Early during his ministry as an Area Seventy, Elder David P. Homer was presiding at a stake conference. The First Presidency had asked that youth and missionaries be invited to the meeting, part of an emphasis on hastening the work.
“A missionary who had served initially in that stake was about to go home and had come back to that stake as his final area,” recalled Elder Homer during a Church News interview on the occasion of his being sustained at April general conference as a new General Authority Seventy.
“I invited some people to speak, including this missionary, who came forward and bore his testimony. He talked about the fact he had struggled, and he wondered if he had accomplished much good.”
A man had spoken earlier in the meeting, a recent convert who had just received his temple endowment. He spoke of how much it had meant to him and how much he appreciated the two missionaries who had introduced him to the gospel about two years before.
“Somehow, we connected the dots and found out that this missionary had been one of the ones that taught this man,” Elder Homer said. “So I invited both to come up to the stand, and I asked this brother, ‘Do you have anything to say to this missionary?’ He pushed me out of the way (he was a big man) and he picked this missionary up off the ground and gave him the biggest bear hug you’ve ever seen. He explained that this missionary had been the one that had borne testimony to him in his home, and it was at that time he got his own testimony.”
The incident teaches a great lesson, Elder Homer mused.
“Sometimes, we don’t see the fruits of our labors,” he said. “You just have to trust that the hand of the Lord is in it, because it is. I’ve seen it so many times.”
Elder Homer learned that through the many spiritual experiences he had while growing up in Salt Lake City in a home with faithful parents who served the Lord and loved the Church.
At age 14, he was assigned as a home teaching partner to John Pingree, a member of his ward. As a companionship, they would pray for and talk about their assigned families, not as adult to youth, but as partners in priesthood service. “I learned that the Spirit comes with and is associated with service,” Elder Homer said.
As he approached missionary age he felt an urgency to gain his own testimony. Over a period of months, he studied the Book of Mormon and read almost everything he could find about the Prophet Joseph Smith.
“I remember lying on the living room floor of my parents’ house,” he said. “I closed the book, rolled over and just thought about what I had been reading. This overwhelming sensation came from the Spirit that let me know that Joseph was who he said he was and that he did see what he said he saw.”
Elder Homer served his mission in Hong Kong, where he grew to love the Chinese Saints.
He first became aware of Nancy Dransfield when he was a returned missionary enrolled at the University of Utah. Her mother and his sister-in-law were visiting teaching companions in Philadelphia, and they tried to do some long-distance matchmaking of David and Nancy. Neither was interested.
Later, after Nancy had graduated from Brigham Young University and was working in Salt Lake City, they met while participating in a fireside at the Salt Lake Institute.
“At a prayer meeting, we had to go around and introduce ourselves,” Sister Homer recalled. “I heard someone say ‘Dave Homer,’ and I thought, ‘Oh, that’s the guy.’ He was sitting behind me, and when I peeked at him, I noticed he was really cute.
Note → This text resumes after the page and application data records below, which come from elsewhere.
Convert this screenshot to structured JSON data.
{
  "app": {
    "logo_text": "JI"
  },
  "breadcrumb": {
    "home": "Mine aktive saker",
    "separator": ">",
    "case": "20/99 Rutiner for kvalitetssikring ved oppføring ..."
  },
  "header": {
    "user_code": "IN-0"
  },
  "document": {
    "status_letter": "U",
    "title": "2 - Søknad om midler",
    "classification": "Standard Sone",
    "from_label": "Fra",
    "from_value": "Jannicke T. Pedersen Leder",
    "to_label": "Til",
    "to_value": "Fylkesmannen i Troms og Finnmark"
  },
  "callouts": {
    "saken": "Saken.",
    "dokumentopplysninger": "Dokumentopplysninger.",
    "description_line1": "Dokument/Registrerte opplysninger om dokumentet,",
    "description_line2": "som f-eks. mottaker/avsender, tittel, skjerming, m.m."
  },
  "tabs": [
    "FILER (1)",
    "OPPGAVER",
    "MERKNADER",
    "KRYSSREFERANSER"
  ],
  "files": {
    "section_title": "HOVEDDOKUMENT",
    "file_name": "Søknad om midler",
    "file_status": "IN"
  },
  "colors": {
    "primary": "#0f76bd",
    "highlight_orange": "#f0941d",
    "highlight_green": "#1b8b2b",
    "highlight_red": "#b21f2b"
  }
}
We chatted that night and went on a date two days later.”
They were married shortly afterward.
“Now, we have six very active children,” she said.
The Homers’ family life was in frequent flux as he fulfilled a variety of executive positions over nearly 31 years with General Mills. His work included assignments in the United States, Latin America, Australia, Canada and Europe.
Just before his General Authority call in April, they were living in St. Sulpice, Switzerland, where he was CEO of Cereal Partners Worldwide, a joint venture between General Mills and Nestlé.
Through it all, a lesson he learned in his youth — that the presence of the Spirit is associated with service — has stayed with him, whether it be in his recent calling as Area Seventy or as a nursery leader or bulletin board specialist, a calling which he fulfilled while the family was in Australia.
“You serve where you’re called, and you do the best you can,” he said. “When you do that, the Lord really does make up the difference.”